GIVEN INFORMATION Start Marker
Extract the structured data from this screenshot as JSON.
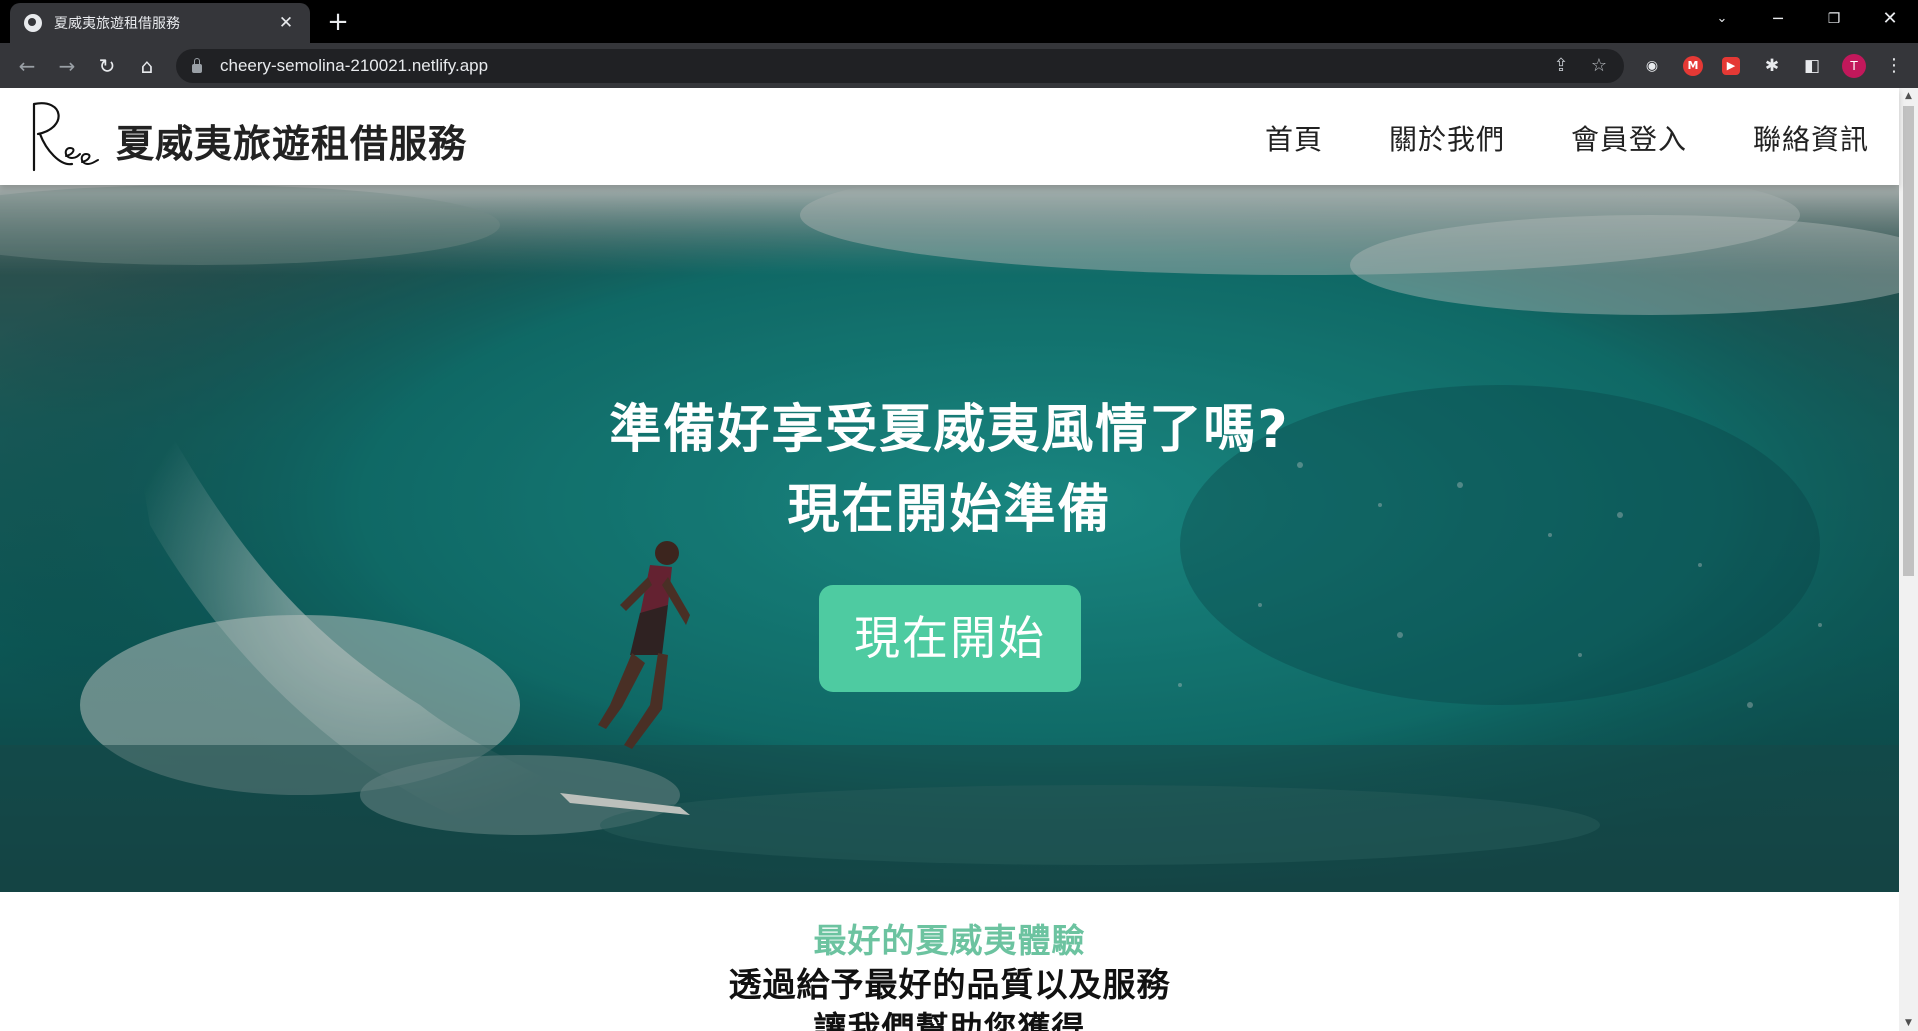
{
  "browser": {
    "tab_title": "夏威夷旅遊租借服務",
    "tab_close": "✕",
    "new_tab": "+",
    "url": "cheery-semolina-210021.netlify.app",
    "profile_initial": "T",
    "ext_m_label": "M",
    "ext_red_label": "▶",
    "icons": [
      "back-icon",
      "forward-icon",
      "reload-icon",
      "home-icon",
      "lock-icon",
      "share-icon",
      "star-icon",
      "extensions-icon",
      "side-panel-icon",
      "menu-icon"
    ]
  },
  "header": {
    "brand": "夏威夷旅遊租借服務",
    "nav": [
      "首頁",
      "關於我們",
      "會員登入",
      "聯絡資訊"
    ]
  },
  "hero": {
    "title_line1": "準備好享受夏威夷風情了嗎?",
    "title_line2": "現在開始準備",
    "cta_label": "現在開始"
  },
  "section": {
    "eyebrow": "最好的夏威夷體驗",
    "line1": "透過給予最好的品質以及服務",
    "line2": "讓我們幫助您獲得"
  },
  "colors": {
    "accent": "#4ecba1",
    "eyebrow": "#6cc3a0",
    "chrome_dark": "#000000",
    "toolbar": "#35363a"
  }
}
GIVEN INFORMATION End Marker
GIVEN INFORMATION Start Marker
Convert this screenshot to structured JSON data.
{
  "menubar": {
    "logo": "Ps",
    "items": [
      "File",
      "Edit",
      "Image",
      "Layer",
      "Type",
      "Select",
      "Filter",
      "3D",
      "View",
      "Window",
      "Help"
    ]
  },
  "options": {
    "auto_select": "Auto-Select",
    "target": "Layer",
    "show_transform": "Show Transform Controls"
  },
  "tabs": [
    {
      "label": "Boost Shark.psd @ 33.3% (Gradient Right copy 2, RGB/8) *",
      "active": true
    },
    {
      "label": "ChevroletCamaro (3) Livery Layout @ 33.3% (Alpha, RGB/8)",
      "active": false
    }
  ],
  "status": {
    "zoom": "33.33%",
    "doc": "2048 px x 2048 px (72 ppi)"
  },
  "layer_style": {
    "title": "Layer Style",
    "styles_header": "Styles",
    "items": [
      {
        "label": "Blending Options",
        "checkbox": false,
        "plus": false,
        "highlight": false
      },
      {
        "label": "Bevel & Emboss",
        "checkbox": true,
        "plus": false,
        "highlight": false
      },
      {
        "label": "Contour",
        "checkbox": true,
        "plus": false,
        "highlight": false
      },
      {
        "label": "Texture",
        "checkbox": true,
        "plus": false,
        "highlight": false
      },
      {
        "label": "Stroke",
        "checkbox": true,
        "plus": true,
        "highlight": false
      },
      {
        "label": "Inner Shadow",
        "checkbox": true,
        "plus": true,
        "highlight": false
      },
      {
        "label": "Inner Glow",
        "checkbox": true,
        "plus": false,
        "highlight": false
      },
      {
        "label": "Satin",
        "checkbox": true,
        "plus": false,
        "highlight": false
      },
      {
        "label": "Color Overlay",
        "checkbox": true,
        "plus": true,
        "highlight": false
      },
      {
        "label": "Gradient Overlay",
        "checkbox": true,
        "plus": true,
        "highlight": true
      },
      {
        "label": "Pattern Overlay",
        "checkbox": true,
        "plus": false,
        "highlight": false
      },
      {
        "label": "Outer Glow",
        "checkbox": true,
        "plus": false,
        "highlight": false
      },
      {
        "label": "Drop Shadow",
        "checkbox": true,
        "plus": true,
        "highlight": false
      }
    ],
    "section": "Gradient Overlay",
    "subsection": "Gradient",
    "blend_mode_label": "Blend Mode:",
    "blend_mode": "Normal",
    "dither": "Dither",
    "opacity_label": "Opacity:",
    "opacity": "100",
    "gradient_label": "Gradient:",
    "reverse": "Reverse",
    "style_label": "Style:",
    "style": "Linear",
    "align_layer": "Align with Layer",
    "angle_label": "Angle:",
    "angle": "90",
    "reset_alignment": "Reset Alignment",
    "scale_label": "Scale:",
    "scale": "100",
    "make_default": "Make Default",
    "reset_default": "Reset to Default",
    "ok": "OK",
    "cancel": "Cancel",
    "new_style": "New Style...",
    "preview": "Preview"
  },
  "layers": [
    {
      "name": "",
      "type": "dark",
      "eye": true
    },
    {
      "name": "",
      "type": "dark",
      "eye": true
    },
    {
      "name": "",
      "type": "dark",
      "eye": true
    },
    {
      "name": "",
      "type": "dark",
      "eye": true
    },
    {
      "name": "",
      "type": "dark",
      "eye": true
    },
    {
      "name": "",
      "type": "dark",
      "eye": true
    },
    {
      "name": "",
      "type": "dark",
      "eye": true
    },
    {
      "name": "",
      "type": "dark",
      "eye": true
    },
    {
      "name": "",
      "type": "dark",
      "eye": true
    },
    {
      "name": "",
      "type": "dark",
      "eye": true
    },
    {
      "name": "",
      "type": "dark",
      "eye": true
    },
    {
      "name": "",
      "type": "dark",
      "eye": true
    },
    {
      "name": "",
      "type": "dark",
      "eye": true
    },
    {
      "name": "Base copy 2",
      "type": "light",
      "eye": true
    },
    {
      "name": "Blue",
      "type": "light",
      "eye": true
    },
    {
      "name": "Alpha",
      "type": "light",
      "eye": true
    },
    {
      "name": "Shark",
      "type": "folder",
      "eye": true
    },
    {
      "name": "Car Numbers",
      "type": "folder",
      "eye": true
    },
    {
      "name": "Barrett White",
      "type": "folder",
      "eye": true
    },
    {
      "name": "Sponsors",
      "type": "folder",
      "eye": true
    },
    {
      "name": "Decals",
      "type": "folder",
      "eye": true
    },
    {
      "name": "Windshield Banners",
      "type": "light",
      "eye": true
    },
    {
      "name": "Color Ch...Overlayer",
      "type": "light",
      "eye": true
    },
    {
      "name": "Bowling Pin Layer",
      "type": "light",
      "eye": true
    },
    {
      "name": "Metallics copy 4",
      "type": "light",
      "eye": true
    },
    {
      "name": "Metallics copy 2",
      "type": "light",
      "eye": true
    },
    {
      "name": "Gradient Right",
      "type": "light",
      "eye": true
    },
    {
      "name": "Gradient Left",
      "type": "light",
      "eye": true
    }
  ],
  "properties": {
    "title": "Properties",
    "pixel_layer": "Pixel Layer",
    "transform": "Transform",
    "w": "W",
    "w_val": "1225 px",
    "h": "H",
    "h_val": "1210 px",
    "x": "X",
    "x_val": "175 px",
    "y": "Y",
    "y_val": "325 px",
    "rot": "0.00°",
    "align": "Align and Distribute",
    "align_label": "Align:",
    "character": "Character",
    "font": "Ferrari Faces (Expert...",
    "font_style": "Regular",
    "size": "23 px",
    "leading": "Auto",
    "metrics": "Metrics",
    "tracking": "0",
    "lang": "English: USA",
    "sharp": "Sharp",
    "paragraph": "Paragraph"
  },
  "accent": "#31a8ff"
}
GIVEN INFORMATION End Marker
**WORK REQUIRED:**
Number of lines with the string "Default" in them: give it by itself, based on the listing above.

**TASK RESULT:**
2